Head to the Twisted Currant in Porthleven to enjoy some tasty homemade cake in a fresh and welcoming tea room. The friendly café, run by Susan and Michael, offers a variety of vegan and dairy-free options for you to enjoy. We asked the team about the efforts they make to be eco-friendly: “We try to buy non-plastic wrapped food and goods as much as possible and we use glass soft drink bottles, paper straws and offer water to top up drinking bottles. We also try to buy as much local Cornish as we can to reduce carbon mile.
“Living by the sea we are very aware of the effect of waste, especially plastic, on the environment. Porthleven is leading in reducing plastic and other environmental effects and we are pleased to be a part of this initiative.”

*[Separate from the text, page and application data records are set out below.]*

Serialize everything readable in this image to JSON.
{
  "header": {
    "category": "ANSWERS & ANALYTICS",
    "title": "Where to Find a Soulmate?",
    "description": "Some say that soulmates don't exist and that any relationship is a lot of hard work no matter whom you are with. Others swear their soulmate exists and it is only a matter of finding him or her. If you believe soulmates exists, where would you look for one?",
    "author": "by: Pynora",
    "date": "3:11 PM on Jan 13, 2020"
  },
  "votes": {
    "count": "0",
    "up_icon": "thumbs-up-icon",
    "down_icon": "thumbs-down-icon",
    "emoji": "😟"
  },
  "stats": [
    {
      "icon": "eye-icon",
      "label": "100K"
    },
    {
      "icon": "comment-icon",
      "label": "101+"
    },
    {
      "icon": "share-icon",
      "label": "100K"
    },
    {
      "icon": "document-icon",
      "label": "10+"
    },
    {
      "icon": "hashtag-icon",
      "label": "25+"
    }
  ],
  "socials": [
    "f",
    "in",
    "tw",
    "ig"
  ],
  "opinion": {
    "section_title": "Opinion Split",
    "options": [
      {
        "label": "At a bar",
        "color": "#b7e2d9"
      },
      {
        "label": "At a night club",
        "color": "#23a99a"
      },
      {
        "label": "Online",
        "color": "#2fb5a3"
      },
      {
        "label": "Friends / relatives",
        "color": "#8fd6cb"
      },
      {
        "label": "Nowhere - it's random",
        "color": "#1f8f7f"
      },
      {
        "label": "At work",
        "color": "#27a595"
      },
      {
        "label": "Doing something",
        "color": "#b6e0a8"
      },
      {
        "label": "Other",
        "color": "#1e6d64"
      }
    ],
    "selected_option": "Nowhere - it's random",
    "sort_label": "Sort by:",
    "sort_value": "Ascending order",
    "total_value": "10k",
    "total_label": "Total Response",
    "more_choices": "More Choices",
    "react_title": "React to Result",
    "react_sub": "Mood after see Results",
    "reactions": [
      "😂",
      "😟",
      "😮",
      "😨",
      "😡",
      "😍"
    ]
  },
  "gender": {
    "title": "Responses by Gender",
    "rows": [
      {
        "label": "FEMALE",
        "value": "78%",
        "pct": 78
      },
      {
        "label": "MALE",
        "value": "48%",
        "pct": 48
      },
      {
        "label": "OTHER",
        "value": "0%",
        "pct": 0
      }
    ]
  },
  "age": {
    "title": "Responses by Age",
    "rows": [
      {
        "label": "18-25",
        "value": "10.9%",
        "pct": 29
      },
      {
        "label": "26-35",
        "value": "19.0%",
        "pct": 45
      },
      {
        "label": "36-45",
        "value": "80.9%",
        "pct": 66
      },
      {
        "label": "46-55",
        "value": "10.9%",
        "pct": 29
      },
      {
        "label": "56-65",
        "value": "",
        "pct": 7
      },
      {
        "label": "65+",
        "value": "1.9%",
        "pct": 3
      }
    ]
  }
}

Bodds – Active Swimwear
Comfort, style and sustainability, Bodds Active Swimwear is revolutionary. The swimwear is created with the revolutionary fibre Econyl®, which is made from nylon waste that’s been discarded in the ocean and then regenerated into sustainable material. We spoke to Bodds founder, Claire Scipio, to find out more: “In response to the socially responsible ethos of Bodds, I felt it essential to ensure the business was as environmentally responsible as was possible. To that end, I sourced materials which are regenerated and recyclable. The finish and quality of the econyl fabric is exceptional; adding a quality finish to an accessible product – I believe socially/environmentally focused products should not be priced outside of everyone’s budget.
“As a parent and an environmentally conscious individual, I felt responsible for not adding to the damage the clothing industry already creates. Therefore, I set about using a factory as close to home as possible; Europe provided the necessary skills, ethical HR policies and price points allowing small productions to run. When I hand the business over to my daughter, I want her to be proud of what we achieved in a society.”
Cusgarne – Organic farm shop
In the heart of Cornwall, there are 100 acres of organic lands at the Cusgarne Farm. The family fun farm has been in the Pascoe family for over 250 years, and in 1988 they decided to stop spraying chemicals on the crops. We spoke to the Gregory Pascoe to find out more: “Our organic farm shop sells homegrown fruit and vegetable, eggs and organic meat. Using our own orchard for organic apple juice and berries to make jams and more. We have barn-converted holiday lets designed and built by ourselves and farm staff, using home produced cob, sustainable insulation for walls and other features to make it as eco-friendly as possible.”
We asked why they decided to change to organic farming: “Simple answer, the birth of our first child. We wanted her to be brought up in a healthy home environment. We did not want to be part of the problem, we want to be part of the solution and produce the highest quality food, without traces of chemicals in the cells.” Gregory continues that there are many more reasons but to sum it up, he wants to have an answer ready for when he’s asked: “Granddad, what did you do when the planet was in trouble?’”
These are just some of the fantastic Cornish brands that strive to be eco-friendly. Which brand inspires you?